Pilots in Alabama deadly military plane crash identified

2 mins read


The U.S. Air Force on Sunday said the two people who died in a military aircraft crash in Alabama Friday were a flying instructor and a student pilot from the Japanese Air Self Defense Force.

The Air Force released the name of the instructor who died when the T-38C Talon trainer aircraft crashed Friday near Montgomery. He was identified as Scot Ames Jr., a 24-year-old instructor pilot with the 50th Flying Training Squadron at Columbus Air Force Base in Mississippi. He was from Pekin, Indiana.

A T-38C Talon similar to this one crashed May 1 at Sheppard Air Base, Texas. 

A T-38C Talon similar to this one crashed May 1 at Sheppard Air Base, Texas. 
(U.S. Air Force photo/Steve White)

The name of the student pilot is not being released at this time and will be provided according to Japan’s process.

The Columbus Air Force Base is home of the 14th Flying Training Wing. The wing’s mission is specialized undergraduate pilot training.

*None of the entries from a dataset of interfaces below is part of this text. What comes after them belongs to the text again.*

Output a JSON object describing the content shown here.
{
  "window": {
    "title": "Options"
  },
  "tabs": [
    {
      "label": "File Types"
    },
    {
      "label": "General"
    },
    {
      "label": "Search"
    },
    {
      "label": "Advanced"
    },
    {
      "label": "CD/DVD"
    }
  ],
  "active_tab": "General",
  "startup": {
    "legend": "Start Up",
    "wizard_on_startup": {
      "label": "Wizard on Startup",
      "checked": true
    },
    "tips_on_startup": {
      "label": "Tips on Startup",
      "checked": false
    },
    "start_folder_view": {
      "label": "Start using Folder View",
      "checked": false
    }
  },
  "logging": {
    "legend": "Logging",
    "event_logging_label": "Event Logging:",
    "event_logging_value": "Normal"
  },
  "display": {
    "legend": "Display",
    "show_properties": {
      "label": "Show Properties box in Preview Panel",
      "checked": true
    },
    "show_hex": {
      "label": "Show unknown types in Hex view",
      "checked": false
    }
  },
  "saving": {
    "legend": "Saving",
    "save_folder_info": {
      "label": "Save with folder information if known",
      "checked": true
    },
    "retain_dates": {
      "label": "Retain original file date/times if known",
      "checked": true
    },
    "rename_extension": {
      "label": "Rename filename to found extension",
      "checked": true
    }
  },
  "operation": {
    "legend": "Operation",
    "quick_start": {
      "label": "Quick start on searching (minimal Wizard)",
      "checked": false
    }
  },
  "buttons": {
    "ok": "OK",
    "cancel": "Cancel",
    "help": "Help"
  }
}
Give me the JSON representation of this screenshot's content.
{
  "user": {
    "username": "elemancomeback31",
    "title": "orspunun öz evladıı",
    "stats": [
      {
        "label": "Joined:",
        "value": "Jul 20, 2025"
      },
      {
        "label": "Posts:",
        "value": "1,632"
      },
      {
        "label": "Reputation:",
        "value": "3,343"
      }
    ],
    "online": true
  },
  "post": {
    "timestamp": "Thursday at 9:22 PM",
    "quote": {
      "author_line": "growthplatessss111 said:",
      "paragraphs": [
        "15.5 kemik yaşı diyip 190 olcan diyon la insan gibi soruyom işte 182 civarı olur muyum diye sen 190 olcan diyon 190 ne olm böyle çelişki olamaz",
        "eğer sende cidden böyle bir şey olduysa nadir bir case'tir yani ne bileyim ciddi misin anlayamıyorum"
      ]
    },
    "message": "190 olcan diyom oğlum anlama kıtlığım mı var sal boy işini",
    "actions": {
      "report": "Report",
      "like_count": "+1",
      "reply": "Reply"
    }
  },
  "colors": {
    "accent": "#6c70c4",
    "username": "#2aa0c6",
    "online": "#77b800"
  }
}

WISCONSIN PLANE CRASH VICTIMS ID’D AS NATIONAL GUARD AIRMAN, AIR FORCE RESERVIST

“We are a close-knit family and the loss of two of our teammates affects us all,” Col. Seth Graham, 14th Flying Training Wing commander, said at a Saturday press conference.

“The strength of our bond is what will help us get through it together. My thoughts and prayers are with their families, friends and our teammates today.”

The cause of the incident is under investigation. The pilots were flying a training mission. The jet crashed at about 5:30 p.m. Friday near Dannelly Field in Montgomery.

CLICK HERE TO GET THE FOX NEWS APP

Marshall Taggart, executive director of the Montgomery Regional Airport, told news outlets that the aircraft crashed in a wooded area near the airport. Taggart said there are houses in the area, but the jet did not hit any structures.

The Associated Press contributed to this report.

Leave a Reply

Your email address will not be published.

Previous Story

As US death toll nears 500K, Dr. Anthony Fauci says Americans could be wearing masks in 2022: Latest COVID-19 updates

Latest from Blog